You’ve heard the saying that it is traditional for brides to wear: “Something old, something new, something borrowed, something blue.” This saying has become a wedding custom for securing “good luck” for a bride. You know I don’t believe in luck, but this saying does strike me as a good reminder of why God has provided us both the Old Testament and the New. According to, each phrase refers to a   good luck item:

• Something old represents continuity with the bride’s family and the past;

• Something new expresses optimism and hope for the bride’s new life ahead.

Those are good words for the value of having the two testaments. The Old Testament presents God’s promises and care for the “bride,” his chosen people, in the past, and the New Testament presents the fulfillment of those promises and the hope God gives us in Jesus Christ.

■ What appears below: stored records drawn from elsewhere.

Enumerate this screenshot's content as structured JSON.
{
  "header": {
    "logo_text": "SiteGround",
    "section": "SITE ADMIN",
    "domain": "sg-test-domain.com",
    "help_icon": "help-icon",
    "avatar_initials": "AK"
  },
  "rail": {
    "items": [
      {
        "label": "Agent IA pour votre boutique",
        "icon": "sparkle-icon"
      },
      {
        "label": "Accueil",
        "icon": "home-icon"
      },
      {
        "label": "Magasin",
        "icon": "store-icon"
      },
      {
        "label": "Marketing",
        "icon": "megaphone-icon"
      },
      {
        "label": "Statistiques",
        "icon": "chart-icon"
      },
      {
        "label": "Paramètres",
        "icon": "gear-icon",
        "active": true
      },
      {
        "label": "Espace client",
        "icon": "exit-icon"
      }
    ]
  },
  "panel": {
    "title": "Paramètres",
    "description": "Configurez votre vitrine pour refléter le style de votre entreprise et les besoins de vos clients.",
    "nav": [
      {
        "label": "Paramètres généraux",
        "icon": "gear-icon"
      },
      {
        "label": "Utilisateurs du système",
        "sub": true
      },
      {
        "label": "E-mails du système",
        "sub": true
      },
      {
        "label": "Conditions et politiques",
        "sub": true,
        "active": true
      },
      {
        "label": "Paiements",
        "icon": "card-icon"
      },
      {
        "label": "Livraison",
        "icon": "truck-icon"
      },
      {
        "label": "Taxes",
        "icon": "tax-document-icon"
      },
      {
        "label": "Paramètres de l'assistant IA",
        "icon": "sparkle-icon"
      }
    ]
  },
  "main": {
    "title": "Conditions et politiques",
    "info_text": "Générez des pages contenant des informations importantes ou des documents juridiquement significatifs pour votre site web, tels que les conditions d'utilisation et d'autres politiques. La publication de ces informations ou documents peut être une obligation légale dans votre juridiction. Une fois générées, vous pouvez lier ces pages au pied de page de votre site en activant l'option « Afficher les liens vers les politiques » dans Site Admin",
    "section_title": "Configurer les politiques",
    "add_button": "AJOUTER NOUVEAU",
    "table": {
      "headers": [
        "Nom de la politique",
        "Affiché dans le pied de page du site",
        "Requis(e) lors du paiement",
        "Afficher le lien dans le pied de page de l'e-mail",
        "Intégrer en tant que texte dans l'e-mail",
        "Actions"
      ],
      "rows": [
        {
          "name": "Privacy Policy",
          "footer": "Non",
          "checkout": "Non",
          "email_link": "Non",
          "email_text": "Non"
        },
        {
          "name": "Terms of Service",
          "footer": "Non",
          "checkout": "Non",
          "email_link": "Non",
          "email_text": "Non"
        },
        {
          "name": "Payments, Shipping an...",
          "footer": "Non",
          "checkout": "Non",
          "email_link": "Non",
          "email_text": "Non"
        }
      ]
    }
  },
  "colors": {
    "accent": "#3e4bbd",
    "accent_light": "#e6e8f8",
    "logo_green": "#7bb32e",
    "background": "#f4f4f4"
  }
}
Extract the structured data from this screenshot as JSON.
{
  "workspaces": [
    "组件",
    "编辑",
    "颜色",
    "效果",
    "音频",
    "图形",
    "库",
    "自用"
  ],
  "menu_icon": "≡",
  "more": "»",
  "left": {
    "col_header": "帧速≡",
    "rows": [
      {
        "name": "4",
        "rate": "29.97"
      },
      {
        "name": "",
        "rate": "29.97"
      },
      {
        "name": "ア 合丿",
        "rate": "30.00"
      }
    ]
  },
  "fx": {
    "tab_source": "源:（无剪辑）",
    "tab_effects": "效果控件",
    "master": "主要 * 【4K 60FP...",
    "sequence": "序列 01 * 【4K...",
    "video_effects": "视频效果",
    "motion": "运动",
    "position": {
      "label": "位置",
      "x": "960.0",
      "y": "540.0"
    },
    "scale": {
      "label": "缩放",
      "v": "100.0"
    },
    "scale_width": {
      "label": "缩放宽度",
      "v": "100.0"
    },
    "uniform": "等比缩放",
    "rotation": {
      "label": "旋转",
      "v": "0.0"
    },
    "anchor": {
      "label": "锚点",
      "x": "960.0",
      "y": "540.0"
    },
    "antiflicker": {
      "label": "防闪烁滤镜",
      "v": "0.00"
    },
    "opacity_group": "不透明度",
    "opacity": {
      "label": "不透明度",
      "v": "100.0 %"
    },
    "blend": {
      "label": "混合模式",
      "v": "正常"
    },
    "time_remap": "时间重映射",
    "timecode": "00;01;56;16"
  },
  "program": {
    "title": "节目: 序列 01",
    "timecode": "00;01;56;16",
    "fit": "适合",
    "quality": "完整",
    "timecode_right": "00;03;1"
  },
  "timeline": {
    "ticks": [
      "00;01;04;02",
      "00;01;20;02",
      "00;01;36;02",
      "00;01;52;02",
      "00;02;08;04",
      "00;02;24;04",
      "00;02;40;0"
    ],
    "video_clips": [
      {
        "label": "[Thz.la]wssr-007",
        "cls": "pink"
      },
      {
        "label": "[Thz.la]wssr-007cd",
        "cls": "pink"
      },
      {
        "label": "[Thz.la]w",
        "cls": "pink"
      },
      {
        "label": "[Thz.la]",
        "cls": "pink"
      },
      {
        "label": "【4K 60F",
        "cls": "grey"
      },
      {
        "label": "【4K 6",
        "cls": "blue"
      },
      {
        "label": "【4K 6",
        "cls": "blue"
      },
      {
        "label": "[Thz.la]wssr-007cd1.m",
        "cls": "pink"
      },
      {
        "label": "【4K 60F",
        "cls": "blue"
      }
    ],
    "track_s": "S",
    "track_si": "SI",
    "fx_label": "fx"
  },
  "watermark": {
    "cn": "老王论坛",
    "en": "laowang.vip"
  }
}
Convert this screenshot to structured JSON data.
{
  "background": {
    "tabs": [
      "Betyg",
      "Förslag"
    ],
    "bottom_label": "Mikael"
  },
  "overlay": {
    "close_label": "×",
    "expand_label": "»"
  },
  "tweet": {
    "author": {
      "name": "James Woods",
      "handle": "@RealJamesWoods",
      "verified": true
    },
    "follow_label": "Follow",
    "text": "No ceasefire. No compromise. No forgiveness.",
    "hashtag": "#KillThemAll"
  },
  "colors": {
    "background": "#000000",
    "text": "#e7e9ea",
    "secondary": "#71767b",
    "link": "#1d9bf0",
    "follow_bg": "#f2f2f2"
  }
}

We cannot understand the New Testament without the Old Testament, nor can we fully appreciate the Old Testament without the New. Bible commentator William Hendriksen wrote, “Only when we see how all the Scriptures are centered in Christ, as the revelation of the Triune God, so that in the Old Testament everything points forward to Him, and in the New Testament everything proceeds from Him, will we be able to understand the Bible.”

The prophecies are a great example of this. Click here to view a chart of some of the most common ones.

As we complete our reading of the Old Testament and embark on the New, watch for all the ways the writers quote or allude to the Old Testament.


See you in Church, and keep reading The Story.